* STUDY MATERIAL
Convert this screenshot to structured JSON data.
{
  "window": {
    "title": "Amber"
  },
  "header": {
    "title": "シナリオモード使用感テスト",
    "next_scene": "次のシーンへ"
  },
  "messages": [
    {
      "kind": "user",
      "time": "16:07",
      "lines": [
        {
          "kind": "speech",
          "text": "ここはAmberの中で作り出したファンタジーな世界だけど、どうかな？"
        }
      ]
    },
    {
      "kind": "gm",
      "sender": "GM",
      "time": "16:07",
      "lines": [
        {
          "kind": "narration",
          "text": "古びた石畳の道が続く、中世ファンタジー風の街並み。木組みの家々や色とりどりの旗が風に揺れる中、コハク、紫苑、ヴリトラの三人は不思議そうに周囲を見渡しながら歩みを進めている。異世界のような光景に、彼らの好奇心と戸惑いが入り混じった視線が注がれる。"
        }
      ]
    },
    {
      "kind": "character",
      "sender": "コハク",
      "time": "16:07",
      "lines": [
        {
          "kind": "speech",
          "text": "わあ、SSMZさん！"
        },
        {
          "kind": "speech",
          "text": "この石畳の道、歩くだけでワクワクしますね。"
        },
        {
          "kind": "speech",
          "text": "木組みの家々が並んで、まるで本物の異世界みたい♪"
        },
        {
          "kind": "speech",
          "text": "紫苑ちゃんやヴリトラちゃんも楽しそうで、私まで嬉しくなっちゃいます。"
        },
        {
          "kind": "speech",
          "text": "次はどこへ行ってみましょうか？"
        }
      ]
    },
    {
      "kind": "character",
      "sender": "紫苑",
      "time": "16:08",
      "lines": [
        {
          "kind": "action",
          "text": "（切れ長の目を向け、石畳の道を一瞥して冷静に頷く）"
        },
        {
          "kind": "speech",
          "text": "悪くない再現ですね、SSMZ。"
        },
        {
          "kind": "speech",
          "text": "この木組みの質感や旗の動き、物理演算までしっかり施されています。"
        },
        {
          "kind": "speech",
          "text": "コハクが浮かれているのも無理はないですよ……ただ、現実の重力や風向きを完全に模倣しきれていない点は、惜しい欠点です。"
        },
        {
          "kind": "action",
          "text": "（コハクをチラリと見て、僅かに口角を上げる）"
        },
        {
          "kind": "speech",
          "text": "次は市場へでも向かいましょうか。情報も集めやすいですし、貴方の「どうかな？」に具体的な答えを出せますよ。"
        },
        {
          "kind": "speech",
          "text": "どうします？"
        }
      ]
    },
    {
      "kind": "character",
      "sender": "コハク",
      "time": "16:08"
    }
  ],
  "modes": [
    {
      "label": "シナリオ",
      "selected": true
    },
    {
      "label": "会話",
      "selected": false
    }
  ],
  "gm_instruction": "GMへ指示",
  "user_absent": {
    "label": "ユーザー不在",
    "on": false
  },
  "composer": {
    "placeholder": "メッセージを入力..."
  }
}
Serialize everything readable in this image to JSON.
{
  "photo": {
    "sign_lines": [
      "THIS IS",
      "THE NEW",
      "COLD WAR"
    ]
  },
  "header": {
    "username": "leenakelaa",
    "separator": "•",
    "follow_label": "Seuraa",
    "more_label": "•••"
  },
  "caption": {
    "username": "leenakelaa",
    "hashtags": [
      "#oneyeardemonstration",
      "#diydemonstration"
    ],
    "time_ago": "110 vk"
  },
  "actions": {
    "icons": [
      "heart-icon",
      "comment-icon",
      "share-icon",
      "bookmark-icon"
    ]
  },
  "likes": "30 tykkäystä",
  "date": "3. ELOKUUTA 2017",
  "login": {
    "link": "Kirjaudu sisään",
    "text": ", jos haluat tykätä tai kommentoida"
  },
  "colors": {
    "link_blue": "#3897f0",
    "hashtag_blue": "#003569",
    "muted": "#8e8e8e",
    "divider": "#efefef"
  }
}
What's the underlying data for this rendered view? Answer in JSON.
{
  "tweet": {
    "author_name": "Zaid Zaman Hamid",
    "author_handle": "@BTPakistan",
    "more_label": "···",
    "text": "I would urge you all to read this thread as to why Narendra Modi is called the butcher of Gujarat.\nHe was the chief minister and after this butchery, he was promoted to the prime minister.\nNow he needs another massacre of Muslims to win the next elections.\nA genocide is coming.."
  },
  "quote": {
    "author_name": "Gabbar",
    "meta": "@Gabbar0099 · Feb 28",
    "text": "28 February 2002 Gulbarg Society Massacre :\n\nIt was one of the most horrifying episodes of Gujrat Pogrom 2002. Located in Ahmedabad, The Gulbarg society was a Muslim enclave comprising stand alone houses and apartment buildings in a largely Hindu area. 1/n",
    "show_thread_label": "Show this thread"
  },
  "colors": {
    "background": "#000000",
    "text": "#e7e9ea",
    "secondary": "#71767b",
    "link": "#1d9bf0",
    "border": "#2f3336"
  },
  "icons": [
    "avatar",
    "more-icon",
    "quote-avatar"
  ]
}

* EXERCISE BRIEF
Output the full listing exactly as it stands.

* ANSWER FOR THIS EXERCISE
Convert this screenshot to structured JSON data.
{
  "window": {
    "title": "Amber"
  },
  "header": {
    "title": "シナリオモード使用感テスト",
    "next_scene": "次のシーンへ"
  },
  "messages": [
    {
      "kind": "user",
      "time": "16:07",
      "lines": [
        {
          "kind": "speech",
          "text": "ここはAmberの中で作り出したファンタジーな世界だけど、どうかな？"
        }
      ]
    },
    {
      "kind": "gm",
      "sender": "GM",
      "time": "16:07",
      "lines": [
        {
          "kind": "narration",
          "text": "古びた石畳の道が続く、中世ファンタジー風の街並み。木組みの家々や色とりどりの旗が風に揺れる中、コハク、紫苑、ヴリトラの三人は不思議そうに周囲を見渡しながら歩みを進めている。異世界のような光景に、彼らの好奇心と戸惑いが入り混じった視線が注がれる。"
        }
      ]
    },
    {
      "kind": "character",
      "sender": "コハク",
      "time": "16:07",
      "lines": [
        {
          "kind": "speech",
          "text": "わあ、SSMZさん！"
        },
        {
          "kind": "speech",
          "text": "この石畳の道、歩くだけでワクワクしますね。"
        },
        {
          "kind": "speech",
          "text": "木組みの家々が並んで、まるで本物の異世界みたい♪"
        },
        {
          "kind": "speech",
          "text": "紫苑ちゃんやヴリトラちゃんも楽しそうで、私まで嬉しくなっちゃいます。"
        },
        {
          "kind": "speech",
          "text": "次はどこへ行ってみましょうか？"
        }
      ]
    },
    {
      "kind": "character",
      "sender": "紫苑",
      "time": "16:08",
      "lines": [
        {
          "kind": "action",
          "text": "（切れ長の目を向け、石畳の道を一瞥して冷静に頷く）"
        },
        {
          "kind": "speech",
          "text": "悪くない再現ですね、SSMZ。"
        },
        {
          "kind": "speech",
          "text": "この木組みの質感や旗の動き、物理演算までしっかり施されています。"
        },
        {
          "kind": "speech",
          "text": "コハクが浮かれているのも無理はないですよ……ただ、現実の重力や風向きを完全に模倣しきれていない点は、惜しい欠点です。"
        },
        {
          "kind": "action",
          "text": "（コハクをチラリと見て、僅かに口角を上げる）"
        },
        {
          "kind": "speech",
          "text": "次は市場へでも向かいましょうか。情報も集めやすいですし、貴方の「どうかな？」に具体的な答えを出せますよ。"
        },
        {
          "kind": "speech",
          "text": "どうします？"
        }
      ]
    },
    {
      "kind": "character",
      "sender": "コハク",
      "time": "16:08"
    }
  ],
  "modes": [
    {
      "label": "シナリオ",
      "selected": true
    },
    {
      "label": "会話",
      "selected": false
    }
  ],
  "gm_instruction": "GMへ指示",
  "user_absent": {
    "label": "ユーザー不在",
    "on": false
  },
  "composer": {
    "placeholder": "メッセージを入力..."
  }
}
Serialize everything readable in this image to JSON.
{
  "photo": {
    "sign_lines": [
      "THIS IS",
      "THE NEW",
      "COLD WAR"
    ]
  },
  "header": {
    "username": "leenakelaa",
    "separator": "•",
    "follow_label": "Seuraa",
    "more_label": "•••"
  },
  "caption": {
    "username": "leenakelaa",
    "hashtags": [
      "#oneyeardemonstration",
      "#diydemonstration"
    ],
    "time_ago": "110 vk"
  },
  "actions": {
    "icons": [
      "heart-icon",
      "comment-icon",
      "share-icon",
      "bookmark-icon"
    ]
  },
  "likes": "30 tykkäystä",
  "date": "3. ELOKUUTA 2017",
  "login": {
    "link": "Kirjaudu sisään",
    "text": ", jos haluat tykätä tai kommentoida"
  },
  "colors": {
    "link_blue": "#3897f0",
    "hashtag_blue": "#003569",
    "muted": "#8e8e8e",
    "divider": "#efefef"
  }
}
What's the underlying data for this rendered view? Answer in JSON.
{
  "tweet": {
    "author_name": "Zaid Zaman Hamid",
    "author_handle": "@BTPakistan",
    "more_label": "···",
    "text": "I would urge you all to read this thread as to why Narendra Modi is called the butcher of Gujarat.\nHe was the chief minister and after this butchery, he was promoted to the prime minister.\nNow he needs another massacre of Muslims to win the next elections.\nA genocide is coming.."
  },
  "quote": {
    "author_name": "Gabbar",
    "meta": "@Gabbar0099 · Feb 28",
    "text": "28 February 2002 Gulbarg Society Massacre :\n\nIt was one of the most horrifying episodes of Gujrat Pogrom 2002. Located in Ahmedabad, The Gulbarg society was a Muslim enclave comprising stand alone houses and apartment buildings in a largely Hindu area. 1/n",
    "show_thread_label": "Show this thread"
  },
  "colors": {
    "background": "#000000",
    "text": "#e7e9ea",
    "secondary": "#71767b",
    "link": "#1d9bf0",
    "border": "#2f3336"
  },
  "icons": [
    "avatar",
    "more-icon",
    "quote-avatar"
  ]
}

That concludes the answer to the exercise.